In the early ‘90s, Dr. Furness’ consumer-targeted Virtual Vision retinal display headset wound up finding most of its buyers in dentists. Nintendo’s “Virtual Boy” 32-bit console launched in 1995, and manufacturing ceased a year later.
Some of the current disappointment traces back to investment strategy. The heaviest interest revolves around things that are tangible, touchable, and patentable, which means hardware and platforms, rather than content to play on them. VC investors like business plans with short runways to ROI and robust exit strategies; for now, that doesn’t suggest VR content, since no one has figured out how to monetize it among consumers.
Much of the current, consumer-focused VR content reflects the interests of gamers — unsurprising, since VR is developed in video game engines like Unity and Unreal, and early creators were game developers. With little funding available for research and development, much consumer content falls in the spectrum of “let’s shoot zombies/aliens/dead pirates.” The few explorations of VR narratives, documentaries, horror, and comedy remain nascent.
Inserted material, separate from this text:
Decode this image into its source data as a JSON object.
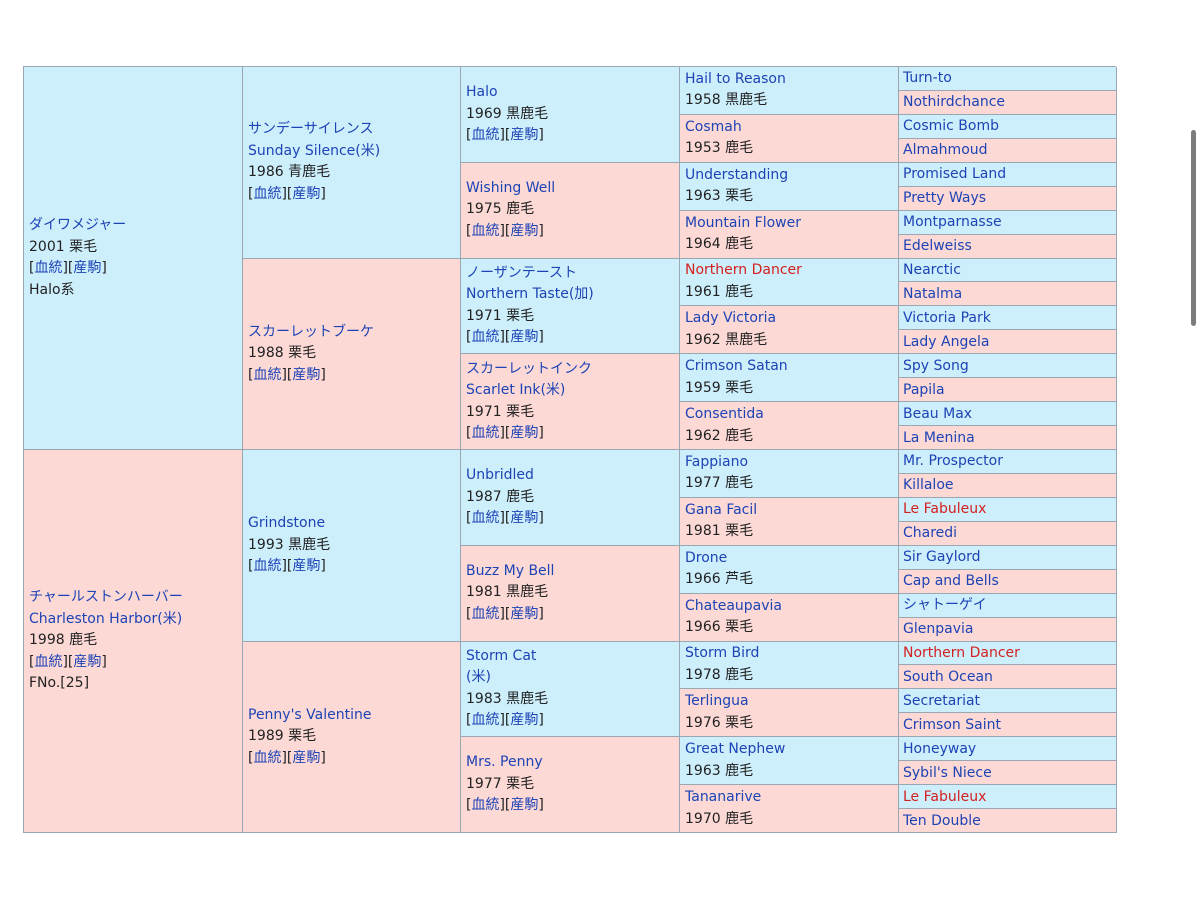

“I feel like VR is still definitely in an experimental phase, but the plug-and-play, there’s only two pieces of that [at New Frontier],” said Frilot. “Everything else is working with the technology, hacking it … it opens up new terrains of storytelling. And it also brings a sense of awe to the audience.”
Sundance Film Festival
Many New Frontier projects felt very experimental. “Sweet Dreams” by Marshmallow Laser Feast, is a “spatial drama” constructed of social VR, AI and digital food. “Emergence” is an open-world environment focused on individual identity within a crowd, via immersion in over 5,000 human behaviors.
Even a project from the AT&T- and Google-backed Magic Leap, “The Seven Stages of Man” (created in conjunction with the Royal Shakespeare Company) was a long way from being ready for at-home consumer consumption; it showcased an early prototype of AR-enhanced theatrical performance.
These artworks can’t be expected to stimulate the consumer headset market to levels that will support the industry. For now, that task falls to titles like “Job Simulator” or “Beat Saber” (like Rock Band, but with lightsabers instead of guitars). Meanwhile, many early VR startups are closing as they run out of early funding, and hardware manufacturers comfort themselves with modest improvements.
Maybe New Frontier can stimulate a sense of awe strong enough to sell 20 million headsets, but that demand seems both unlikely and unfair. However, until something creates that demand, investors won’t justify the billions in funding necessary to develop the content needed to sustain the industry. And without that content, we risk seeing the hard work in this wave of VR development being shelved as we await another decade or two before we can try, try again.
Kim Voynar and Nathaniel Luke Pinzon are co-founders of Seattle-based XR content and consulting studio WonderTek Labs. Voynar spent a decade as a film critic on the international film festival circuit; Pinzon’s career as a working artist focused on performance art and storytelling in immersive spaces.